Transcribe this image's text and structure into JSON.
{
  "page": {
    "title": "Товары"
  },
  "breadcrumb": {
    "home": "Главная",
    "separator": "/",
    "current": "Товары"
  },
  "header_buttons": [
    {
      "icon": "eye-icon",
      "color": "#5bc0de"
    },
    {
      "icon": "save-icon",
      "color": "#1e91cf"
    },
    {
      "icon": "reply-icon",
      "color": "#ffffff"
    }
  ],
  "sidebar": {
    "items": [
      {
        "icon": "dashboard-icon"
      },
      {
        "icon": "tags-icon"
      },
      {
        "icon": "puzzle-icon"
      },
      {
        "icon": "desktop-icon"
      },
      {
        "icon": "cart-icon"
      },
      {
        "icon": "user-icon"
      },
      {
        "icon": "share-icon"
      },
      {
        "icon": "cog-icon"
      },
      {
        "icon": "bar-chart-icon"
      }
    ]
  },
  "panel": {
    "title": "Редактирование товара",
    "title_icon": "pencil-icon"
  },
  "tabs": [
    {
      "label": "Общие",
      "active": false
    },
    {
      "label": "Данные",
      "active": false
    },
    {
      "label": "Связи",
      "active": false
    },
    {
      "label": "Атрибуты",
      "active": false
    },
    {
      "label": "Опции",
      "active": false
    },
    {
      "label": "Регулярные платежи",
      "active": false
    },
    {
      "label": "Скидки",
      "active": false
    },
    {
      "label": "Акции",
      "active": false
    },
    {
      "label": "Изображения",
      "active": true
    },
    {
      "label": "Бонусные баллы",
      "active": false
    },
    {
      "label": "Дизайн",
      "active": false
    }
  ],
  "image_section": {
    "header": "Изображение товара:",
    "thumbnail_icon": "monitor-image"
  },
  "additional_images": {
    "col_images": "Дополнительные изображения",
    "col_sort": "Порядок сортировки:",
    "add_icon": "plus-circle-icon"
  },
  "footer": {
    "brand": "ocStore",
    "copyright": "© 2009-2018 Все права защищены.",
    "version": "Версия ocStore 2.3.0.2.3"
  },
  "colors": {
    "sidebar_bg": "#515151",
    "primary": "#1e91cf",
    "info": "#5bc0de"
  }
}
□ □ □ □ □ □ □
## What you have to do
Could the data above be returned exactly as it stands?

## Written answer
Transcribe this image's text and structure into JSON.
{
  "page": {
    "title": "Товары"
  },
  "breadcrumb": {
    "home": "Главная",
    "separator": "/",
    "current": "Товары"
  },
  "header_buttons": [
    {
      "icon": "eye-icon",
      "color": "#5bc0de"
    },
    {
      "icon": "save-icon",
      "color": "#1e91cf"
    },
    {
      "icon": "reply-icon",
      "color": "#ffffff"
    }
  ],
  "sidebar": {
    "items": [
      {
        "icon": "dashboard-icon"
      },
      {
        "icon": "tags-icon"
      },
      {
        "icon": "puzzle-icon"
      },
      {
        "icon": "desktop-icon"
      },
      {
        "icon": "cart-icon"
      },
      {
        "icon": "user-icon"
      },
      {
        "icon": "share-icon"
      },
      {
        "icon": "cog-icon"
      },
      {
        "icon": "bar-chart-icon"
      }
    ]
  },
  "panel": {
    "title": "Редактирование товара",
    "title_icon": "pencil-icon"
  },
  "tabs": [
    {
      "label": "Общие",
      "active": false
    },
    {
      "label": "Данные",
      "active": false
    },
    {
      "label": "Связи",
      "active": false
    },
    {
      "label": "Атрибуты",
      "active": false
    },
    {
      "label": "Опции",
      "active": false
    },
    {
      "label": "Регулярные платежи",
      "active": false
    },
    {
      "label": "Скидки",
      "active": false
    },
    {
      "label": "Акции",
      "active": false
    },
    {
      "label": "Изображения",
      "active": true
    },
    {
      "label": "Бонусные баллы",
      "active": false
    },
    {
      "label": "Дизайн",
      "active": false
    }
  ],
  "image_section": {
    "header": "Изображение товара:",
    "thumbnail_icon": "monitor-image"
  },
  "additional_images": {
    "col_images": "Дополнительные изображения",
    "col_sort": "Порядок сортировки:",
    "add_icon": "plus-circle-icon"
  },
  "footer": {
    "brand": "ocStore",
    "copyright": "© 2009-2018 Все права защищены.",
    "version": "Версия ocStore 2.3.0.2.3"
  },
  "colors": {
    "sidebar_bg": "#515151",
    "primary": "#1e91cf",
    "info": "#5bc0de"
  }
}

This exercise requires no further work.